School of Computer and Information Science, Edith Cowan University, Perth, Western Australia

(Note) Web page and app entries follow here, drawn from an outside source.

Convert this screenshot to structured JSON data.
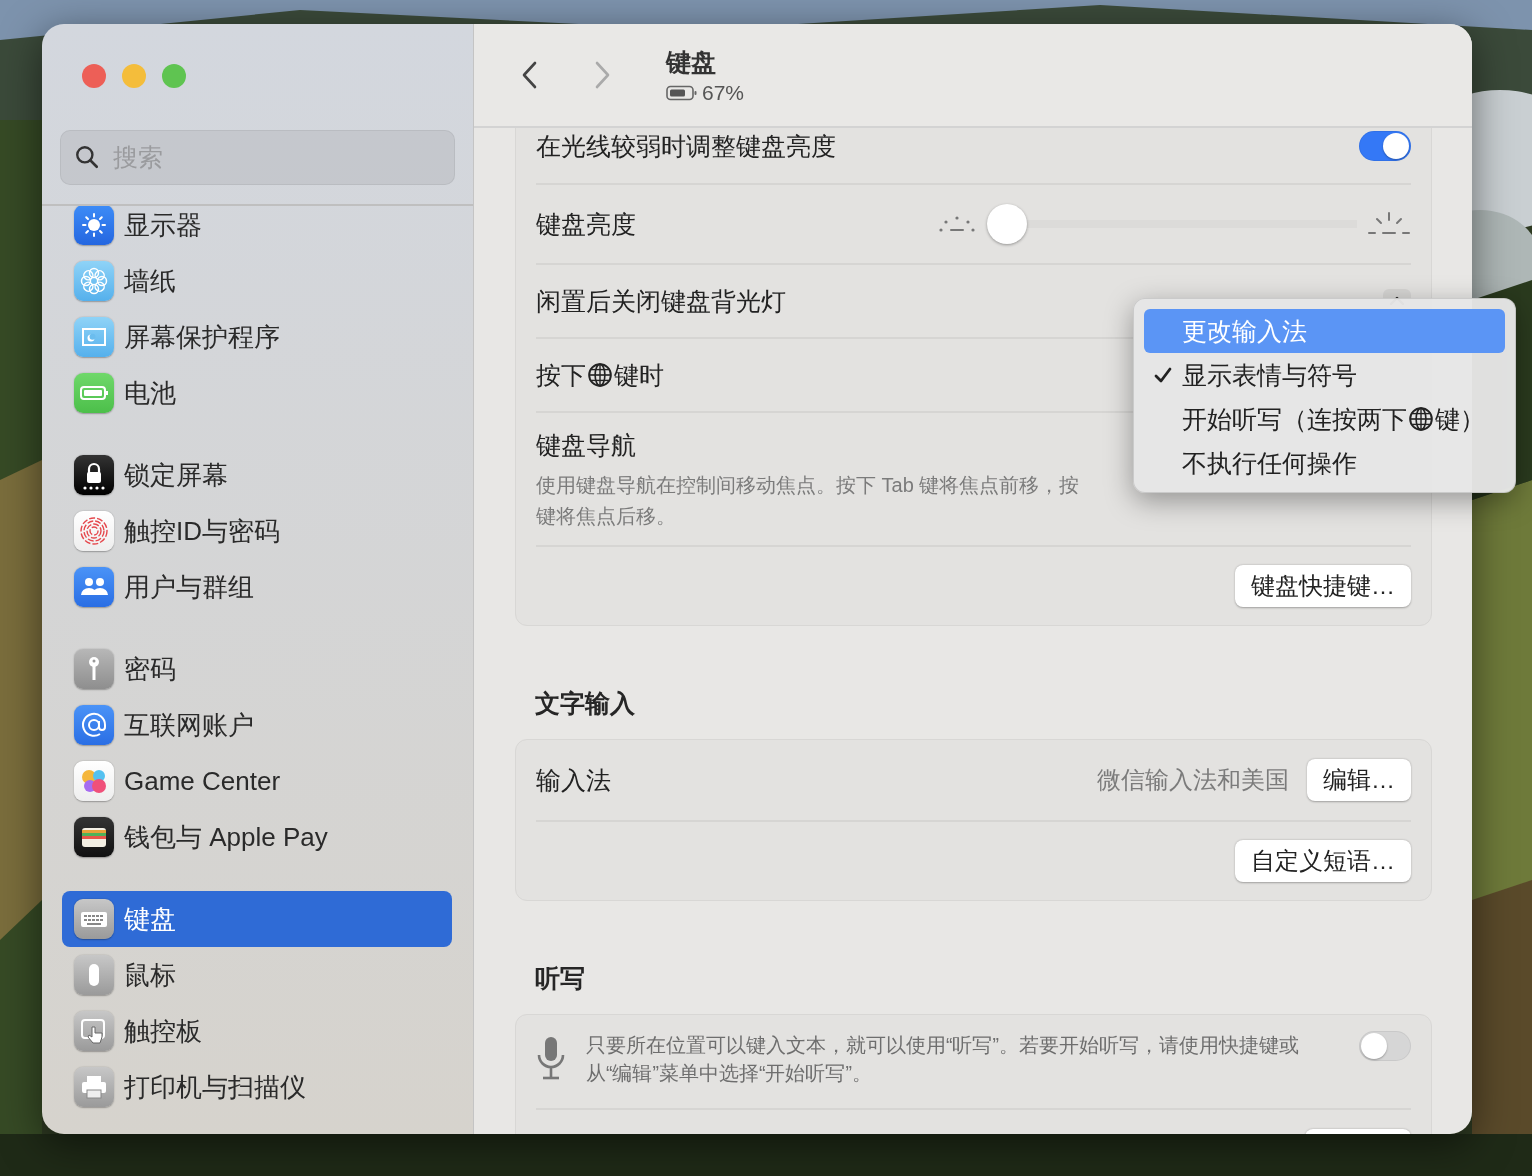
{
  "window": {
    "title": "键盘",
    "subtitle": "67%"
  },
  "sidebar": {
    "search": {
      "placeholder": "搜索"
    },
    "groups": [
      [
        {
          "kind": "display",
          "label": "显示器",
          "selected": false
        },
        {
          "kind": "wallpaper",
          "label": "墙纸",
          "selected": false
        },
        {
          "kind": "screensaver",
          "label": "屏幕保护程序",
          "selected": false
        },
        {
          "kind": "battery",
          "label": "电池",
          "selected": false
        }
      ],
      [
        {
          "kind": "lock",
          "label": "锁定屏幕",
          "selected": false
        },
        {
          "kind": "touchid",
          "label": "触控ID与密码",
          "selected": false
        },
        {
          "kind": "users",
          "label": "用户与群组",
          "selected": false
        }
      ],
      [
        {
          "kind": "passwords",
          "label": "密码",
          "selected": false
        },
        {
          "kind": "internet",
          "label": "互联网账户",
          "selected": false
        },
        {
          "kind": "gamecenter",
          "label": "Game Center",
          "selected": false
        },
        {
          "kind": "wallet",
          "label": "钱包与 Apple Pay",
          "selected": false
        }
      ],
      [
        {
          "kind": "keyboard",
          "label": "键盘",
          "selected": true
        },
        {
          "kind": "mouse",
          "label": "鼠标",
          "selected": false
        },
        {
          "kind": "trackpad",
          "label": "触控板",
          "selected": false
        },
        {
          "kind": "printer",
          "label": "打印机与扫描仪",
          "selected": false
        }
      ]
    ]
  },
  "sections": [
    {
      "rows": [
        {
          "kind": "toggle",
          "label": "在光线较弱时调整键盘亮度",
          "on": true
        },
        {
          "kind": "slider",
          "label": "键盘亮度",
          "level": 0
        },
        {
          "kind": "popup",
          "label": "闲置后关闭键盘背光灯"
        },
        {
          "kind": "globe",
          "label": "按下",
          "label_after": "键时"
        },
        {
          "kind": "description",
          "label": "键盘导航",
          "lines": [
            "使用键盘导航在控制间移动焦点。按下 Tab 键将焦点前移，按",
            "键将焦点后移。"
          ]
        },
        {
          "kind": "button",
          "button": "键盘快捷键…"
        }
      ]
    },
    {
      "title": "文字输入",
      "rows": [
        {
          "kind": "value",
          "label": "输入法",
          "value": "微信输入法和美国",
          "button": "编辑…"
        },
        {
          "kind": "button",
          "button": "自定义短语…"
        }
      ]
    },
    {
      "title": "听写",
      "rows": [
        {
          "kind": "mic",
          "text": "只要所在位置可以键入文本，就可以使用“听写”。若要开始听写，请使用快捷键或从“编辑”菜单中选择“开始听写”。",
          "on": false
        },
        {
          "kind": "cut"
        }
      ]
    }
  ],
  "menu": {
    "items": [
      {
        "label": "更改输入法",
        "selected": true,
        "checked": false
      },
      {
        "label": "显示表情与符号",
        "selected": false,
        "checked": true
      },
      {
        "label": "开始听写（连按两下",
        "label_after": "键）",
        "selected": false,
        "checked": false
      },
      {
        "label": "不执行任何操作",
        "selected": false,
        "checked": false
      }
    ]
  }
}
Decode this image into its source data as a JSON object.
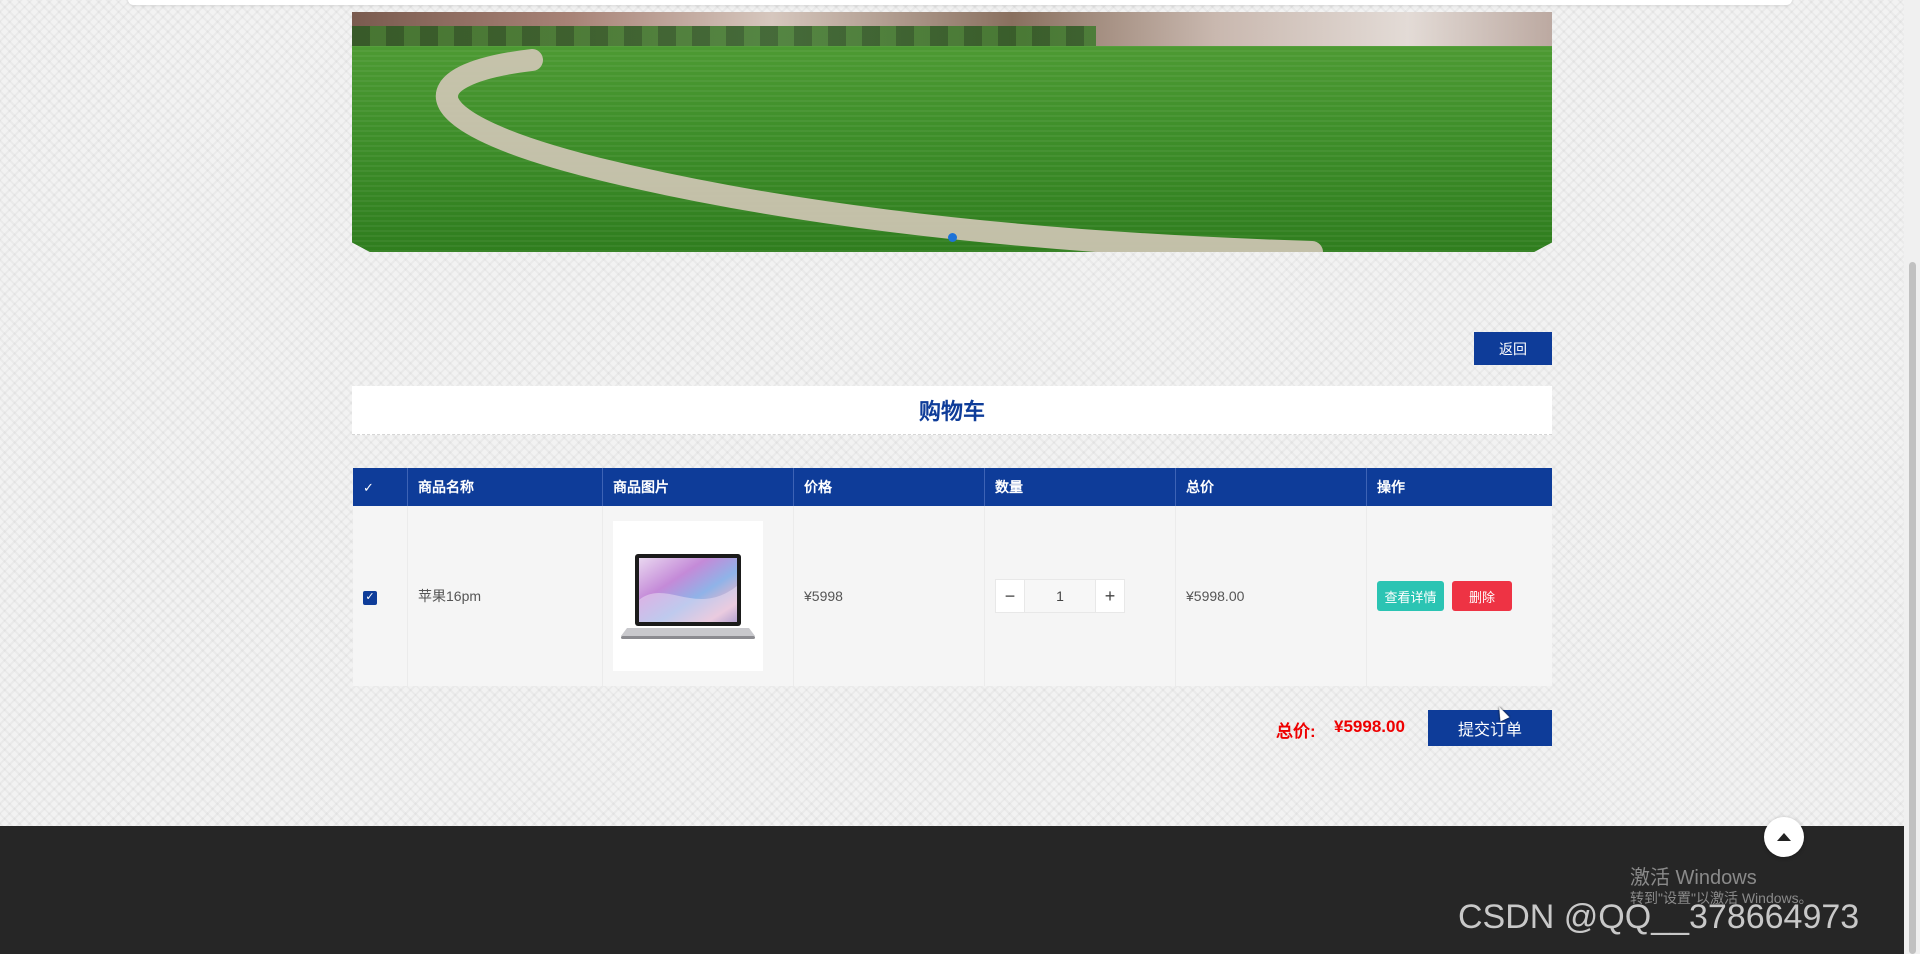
{
  "banner": {
    "slide_count": 1,
    "active_slide": 1
  },
  "return_button": {
    "label": "返回"
  },
  "cart": {
    "title": "购物车",
    "columns": [
      "✓",
      "商品名称",
      "商品图片",
      "价格",
      "数量",
      "总价",
      "操作"
    ],
    "rows": [
      {
        "selected": true,
        "name": "苹果16pm",
        "image": "laptop",
        "price": "¥5998",
        "quantity": "1",
        "total": "¥5998.00",
        "detail_label": "查看详情",
        "delete_label": "删除"
      }
    ],
    "minus": "−",
    "plus": "+",
    "total_label": "总价:",
    "total_value": "¥5998.00",
    "submit_label": "提交订单"
  },
  "watermark": {
    "activate_title": "激活 Windows",
    "activate_sub": "转到\"设置\"以激活 Windows。",
    "csdn": "CSDN @QQ__378664973"
  },
  "colors": {
    "primary": "#0e3c99",
    "danger": "#ee3344",
    "detail": "#2bc4b3",
    "price": "#ee0000",
    "footer": "#262626"
  },
  "icons": [
    "checkbox-icon",
    "minus-icon",
    "plus-icon",
    "back-to-top-icon"
  ]
}
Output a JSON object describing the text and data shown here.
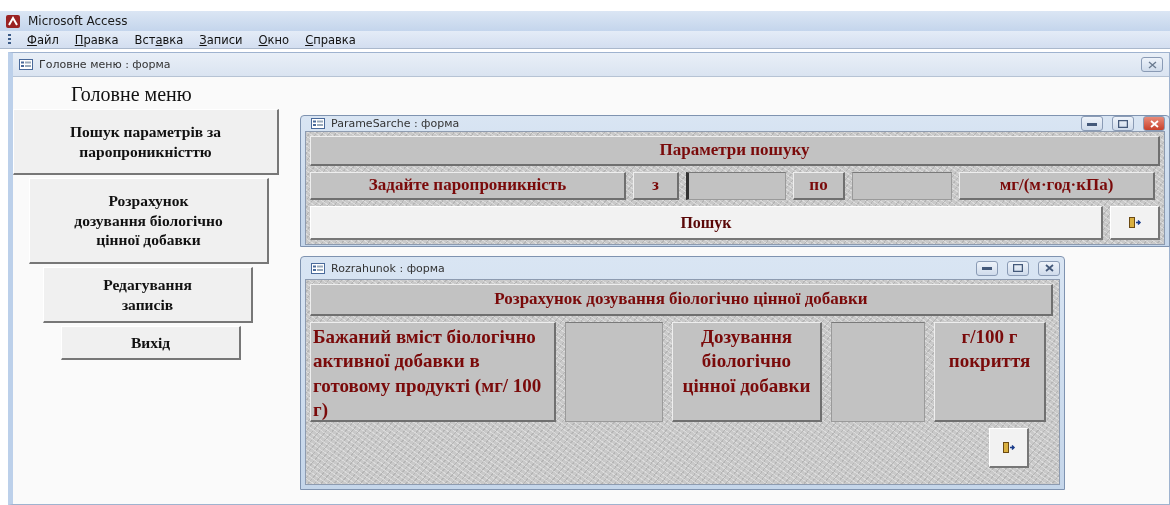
{
  "app": {
    "title": "Microsoft Access"
  },
  "menu": [
    {
      "key": "Ф",
      "after": "айл"
    },
    {
      "key": "П",
      "after": "равка"
    },
    {
      "before": "Вст",
      "key": "а",
      "after": "вка"
    },
    {
      "key": "З",
      "after": "аписи"
    },
    {
      "key": "О",
      "after": "кно"
    },
    {
      "key": "С",
      "after": "правка"
    }
  ],
  "main_form": {
    "title": "Головне меню : форма",
    "heading": "Головне меню",
    "buttons": [
      "Пошук параметрів за\nпаропроникністтю",
      "Розрахунок\nдозування біологічно\nцінної добавки",
      "Редагування\nзаписів",
      "Вихід"
    ]
  },
  "search_form": {
    "title": "ParameSarche : форма",
    "active": true,
    "heading": "Параметри пошуку",
    "row": [
      {
        "kind": "label",
        "text": "Задайте паропроникність"
      },
      {
        "kind": "label",
        "text": "з"
      },
      {
        "kind": "input",
        "focused": true
      },
      {
        "kind": "label",
        "text": "по"
      },
      {
        "kind": "input",
        "focused": false
      },
      {
        "kind": "label",
        "text": "мг/(м·год·кПа)"
      }
    ],
    "search_button": "Пошук"
  },
  "calc_form": {
    "title": "Rozrahunok : форма",
    "active": false,
    "heading": "Розрахунок дозування біологічно цінної добавки",
    "row": [
      {
        "kind": "label",
        "text": "Бажаний вміст біологічно активної добавки в готовому продукті (мг/ 100 г)"
      },
      {
        "kind": "input",
        "focused": false
      },
      {
        "kind": "label",
        "text": "Дозування біологічно цінної добавки"
      },
      {
        "kind": "input",
        "focused": false
      },
      {
        "kind": "label",
        "text": "г/100 г покриття"
      }
    ]
  }
}
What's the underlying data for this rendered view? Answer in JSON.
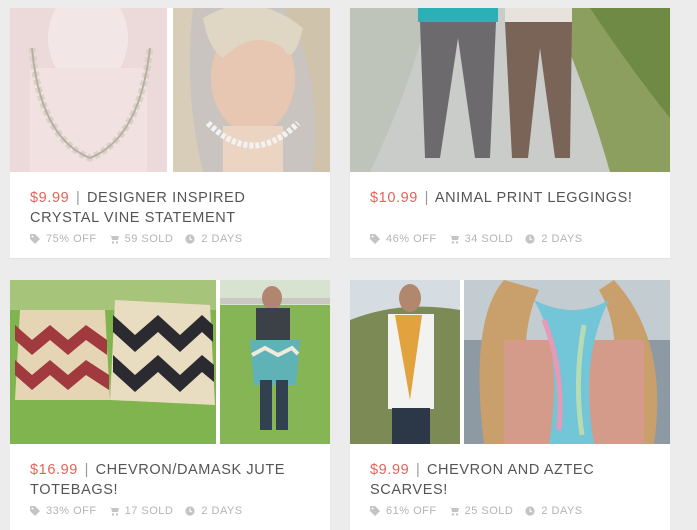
{
  "deals": [
    {
      "price": "$9.99",
      "separator": "|",
      "title": "DESIGNER INSPIRED CRYSTAL VINE STATEMENT",
      "off": "75% OFF",
      "sold": "59 SOLD",
      "time_left": "2 DAYS"
    },
    {
      "price": "$10.99",
      "separator": "|",
      "title": "ANIMAL PRINT LEGGINGS!",
      "off": "46% OFF",
      "sold": "34 SOLD",
      "time_left": "2 DAYS"
    },
    {
      "price": "$16.99",
      "separator": "|",
      "title": "CHEVRON/DAMASK JUTE TOTEBAGS!",
      "off": "33% OFF",
      "sold": "17 SOLD",
      "time_left": "2 DAYS"
    },
    {
      "price": "$9.99",
      "separator": "|",
      "title": "CHEVRON AND AZTEC SCARVES!",
      "off": "61% OFF",
      "sold": "25 SOLD",
      "time_left": "2 DAYS"
    }
  ],
  "icons": {
    "off": "tag-icon",
    "sold": "cart-icon",
    "time": "clock-icon"
  },
  "colors": {
    "price": "#e0645a",
    "title": "#555555",
    "meta": "#b4b4b4",
    "background": "#ececec"
  }
}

There is increasing coverage in the literature relating to the different facets surrounding the security service of authentication, but there is a need for further research into the usability of graphical authentication. Specifically, the usability and viability of graphical authentication techniques for providing increased security needs to be further explored. There is a significant amount of evidence relating to traditional authentication techniques which highlight the fact that as technological advances grip modern societies, the requirement for more advanced authentication and security approaches increases. The exponential growth in the number of people using the Internet carries with it the high potential for increased security threats, suggesting that there are needs for further techniques to increase security in online environments. This paper presents the findings of how various interface design approaches affect the usability of a previously developed alternative graphical authentication technique called AuthentiGraph. The security design provided by Authentigraph has been established and justified in previous research by the authors. The primary focus of this paper is the usability of this technique. Using an experimental laboratory based approach, combined with an online survey, 20 university students evaluated a combination of five varying graphical interfaces in three different screen sizes. The outcome provides the interface design criteria best suited for the implementation and use of the AuthentiGraph technique.